The Difficulties of Dating Gower's Works
Given Gower's explicit references to historical events such as the papal schism, the Great Revolt of 1381 and the deposition of Richard II, historians and literary scholars have inevitably sought to relate his poetry to the religious, social and political conflicts and controversies of his day. Yet, a major difficulty in adopting this historical approach to Gower's works is the uncertainty which persists about the chronology of their composition. Some of Gower's poems can be dated with precision. For instance, his Carmen Super Multiplici Viciorum Pestilencia, which sets out the ‘manifold plague of vices’, including heresy, pride, lust, perjury and greed, from which England was supposedly suffering, explicitly states that it was written in the twentieth year of Richard II's reign, i.e. 1396–97 (pr. 8; ll. 312–3). Similarly, in alternative versions of Quicquid Homo Scribat (In Fine) in which Gower takes leave of writing in old age, he refers to himself as having gone blind in the first or second year of Henry IV's reign (ll. 1–8), i.e. in 1399–1400 or 1400–01, with the work presumably dating shortly after this date. However, if a marginal note in a manuscript of Presul Ouile Regis is to be believed, this poem's account of the misfortunes striking the kingdom can be linked to the great comet visible across Europe in 1402 which was widely interpreted as an omen of disaster. As Yeager points out, Gower's blindness does not, despite the poet's claims to the contrary, seem to have stopped him from writing and his complaints may have been a ‘conscious pose for literary purposes’ rather than an accurate reflection of his ability to work

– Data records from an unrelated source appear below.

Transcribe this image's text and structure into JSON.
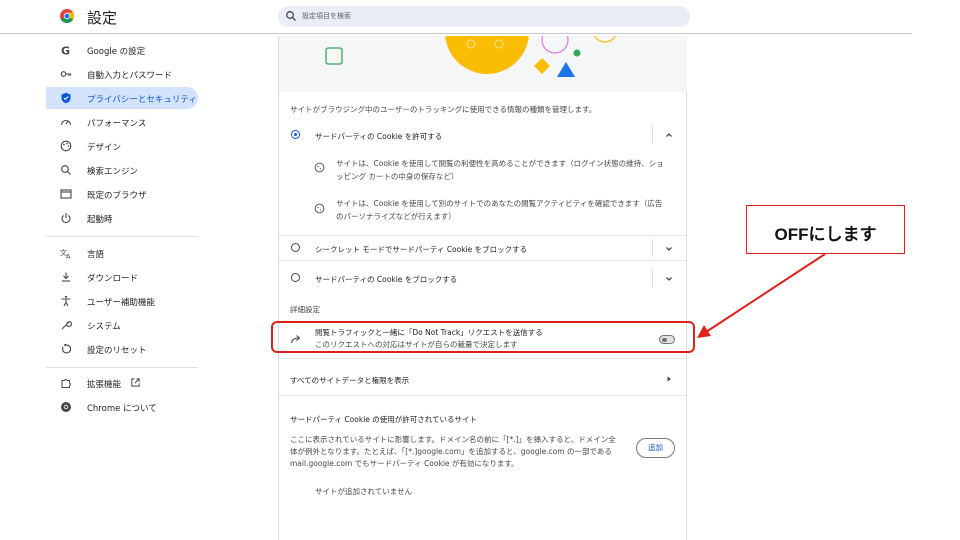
{
  "app": {
    "title": "設定"
  },
  "search": {
    "placeholder": "設定項目を検索"
  },
  "sidebar": {
    "items": [
      {
        "label": "Google の設定",
        "icon": "google-g-icon"
      },
      {
        "label": "自動入力とパスワード",
        "icon": "key-icon"
      },
      {
        "label": "プライバシーとセキュリティ",
        "icon": "shield-icon",
        "active": true
      },
      {
        "label": "パフォーマンス",
        "icon": "speedometer-icon"
      },
      {
        "label": "デザイン",
        "icon": "palette-icon"
      },
      {
        "label": "検索エンジン",
        "icon": "search-icon"
      },
      {
        "label": "既定のブラウザ",
        "icon": "browser-window-icon"
      },
      {
        "label": "起動時",
        "icon": "power-icon"
      },
      {
        "label": "言語",
        "icon": "translate-icon"
      },
      {
        "label": "ダウンロード",
        "icon": "download-icon"
      },
      {
        "label": "ユーザー補助機能",
        "icon": "accessibility-icon"
      },
      {
        "label": "システム",
        "icon": "wrench-icon"
      },
      {
        "label": "設定のリセット",
        "icon": "reset-icon"
      },
      {
        "label": "拡張機能",
        "icon": "puzzle-icon"
      },
      {
        "label": "Chrome について",
        "icon": "chrome-icon"
      }
    ]
  },
  "content": {
    "intro": "サイトがブラウジング中のユーザーのトラッキングに使用できる情報の種類を管理します。",
    "options": [
      {
        "label": "サードパーティの Cookie を許可する",
        "selected": true,
        "expanded": true
      },
      {
        "label": "シークレット モードでサードパーティ Cookie をブロックする",
        "selected": false
      },
      {
        "label": "サードパーティの Cookie をブロックする",
        "selected": false
      }
    ],
    "bullet1_line1": "サイトは、Cookie を使用して閲覧の利便性を高めることができます（ログイン状態の維持、ショ",
    "bullet1_line2": "ッピング カートの中身の保存など）",
    "bullet2_line1": "サイトは、Cookie を使用して別のサイトでのあなたの閲覧アクティビティを確認できます（広告",
    "bullet2_line2": "のパーソナライズなどが行えます）",
    "advanced_heading": "詳細設定",
    "dnt_title": "閲覧トラフィックと一緒に「Do Not Track」リクエストを送信する",
    "dnt_desc": "このリクエストへの対応はサイトが自らの裁量で決定します",
    "dnt_enabled": false,
    "all_site_data": "すべてのサイトデータと権限を表示",
    "allowed_heading": "サードパーティ Cookie の使用が許可されているサイト",
    "allowed_desc_1": "ここに表示されているサイトに影響します。ドメイン名の前に「[*.]」を挿入すると、ドメイン全",
    "allowed_desc_2": "体が例外となります。たとえば、「[*.]google.com」を追加すると、google.com の一部である",
    "allowed_desc_3": "mail.google.com でもサードパーティ Cookie が有効になります。",
    "add_button": "追加",
    "empty_text": "サイトが追加されていません"
  },
  "annotation": {
    "callout_text": "OFFにします",
    "color": "#e0201a"
  },
  "colors": {
    "accent": "#0b57d0",
    "active_bg": "#d3e3fd",
    "search_bg": "#e9eef6"
  }
}
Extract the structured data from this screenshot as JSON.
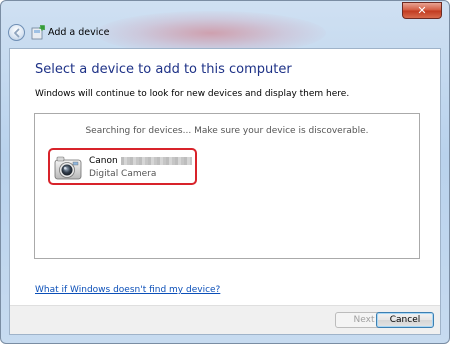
{
  "window": {
    "title": "Add a device",
    "close_glyph": "✕"
  },
  "page": {
    "heading": "Select a device to add to this computer",
    "subtext": "Windows will continue to look for new devices and display them here.",
    "search_status": "Searching for devices...  Make sure your device is discoverable.",
    "help_link": "What if Windows doesn't find my device?"
  },
  "devices": [
    {
      "name": "Canon",
      "type": "Digital Camera",
      "icon": "camera-icon",
      "highlight_color": "#d8232a"
    }
  ],
  "buttons": {
    "next": "Next",
    "cancel": "Cancel"
  },
  "colors": {
    "heading": "#1e3287",
    "link": "#0b4fb8",
    "selection_outline": "#d8232a"
  }
}
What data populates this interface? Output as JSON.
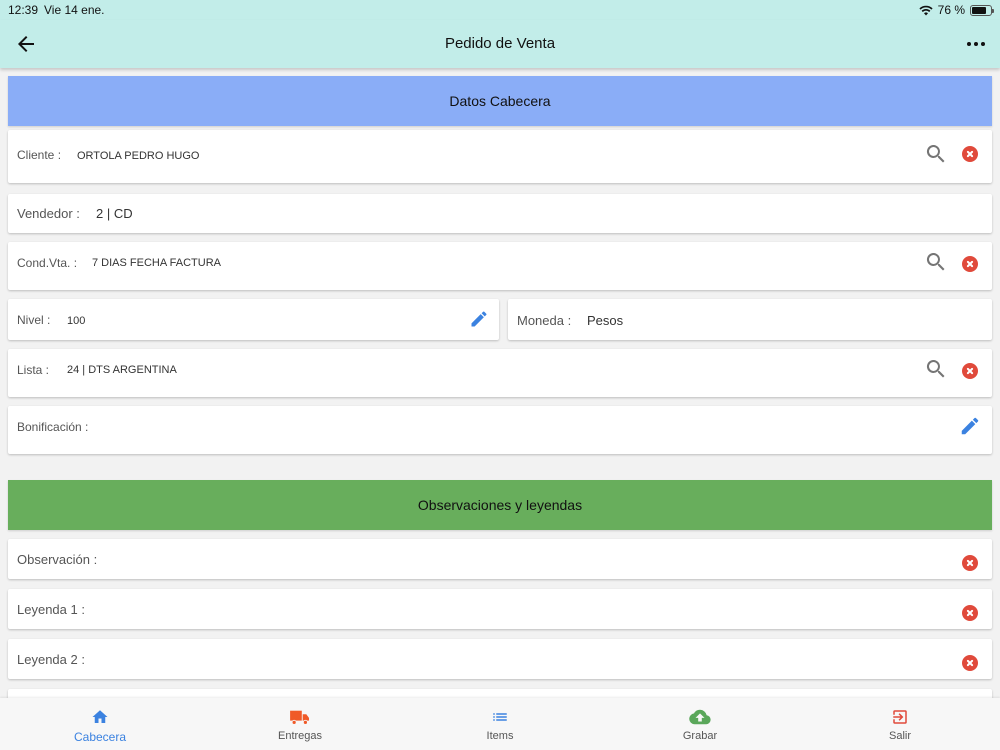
{
  "statusbar": {
    "time": "12:39",
    "date": "Vie 14 ene.",
    "battery": "76 %",
    "battery_level": 0.76
  },
  "appbar": {
    "title": "Pedido de Venta"
  },
  "sections": {
    "header": {
      "title": "Datos Cabecera",
      "color": "#8aadf7"
    },
    "observations": {
      "title": "Observaciones y leyendas",
      "color": "#68ae5c"
    }
  },
  "fields": {
    "cliente": {
      "label": "Cliente :",
      "value": "ORTOLA PEDRO HUGO"
    },
    "vendedor": {
      "label": "Vendedor :",
      "value": "2 | CD"
    },
    "cond_vta": {
      "label": "Cond.Vta. :",
      "value": "7 DIAS FECHA FACTURA"
    },
    "nivel": {
      "label": "Nivel :",
      "value": "100"
    },
    "moneda": {
      "label": "Moneda :",
      "value": "Pesos"
    },
    "lista": {
      "label": "Lista :",
      "value": "24 | DTS ARGENTINA"
    },
    "bonificacion": {
      "label": "Bonificación :",
      "value": ""
    },
    "observacion": {
      "label": "Observación :",
      "value": ""
    },
    "leyenda1": {
      "label": "Leyenda 1 :",
      "value": ""
    },
    "leyenda2": {
      "label": "Leyenda 2 :",
      "value": ""
    }
  },
  "colors": {
    "accent": "#3b82e0",
    "clear": "#e04a3b",
    "appbar": "#c2ede9",
    "truck": "#f05a28",
    "upload": "#5aa75a",
    "exit": "#e04a3b"
  },
  "bottom_nav": [
    {
      "label": "Cabecera",
      "icon": "home-icon",
      "active": true
    },
    {
      "label": "Entregas",
      "icon": "truck-icon",
      "active": false
    },
    {
      "label": "Items",
      "icon": "list-icon",
      "active": false
    },
    {
      "label": "Grabar",
      "icon": "cloud-upload-icon",
      "active": false
    },
    {
      "label": "Salir",
      "icon": "exit-icon",
      "active": false
    }
  ]
}
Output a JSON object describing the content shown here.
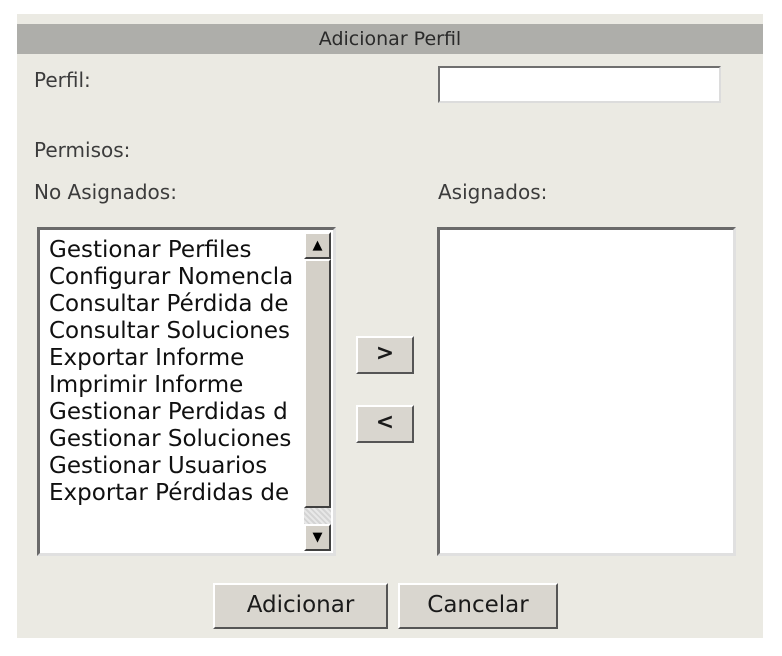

Other works by Gower offer a less specific indication of their date of composition, as in the prose headings to three of the four manuscripts of O Deus Immense which claim that the poem's warnings about the need for kings to take good counsel, obey the law and win the love of his subjects (ll. 7, 9–18, 58, 65–6) were written whilst Richard II was still alive. Sometimes, biographical details in the poems can help with their dating, assuming, of course, that the first-person voice within the text can be equated with that of Gower himself.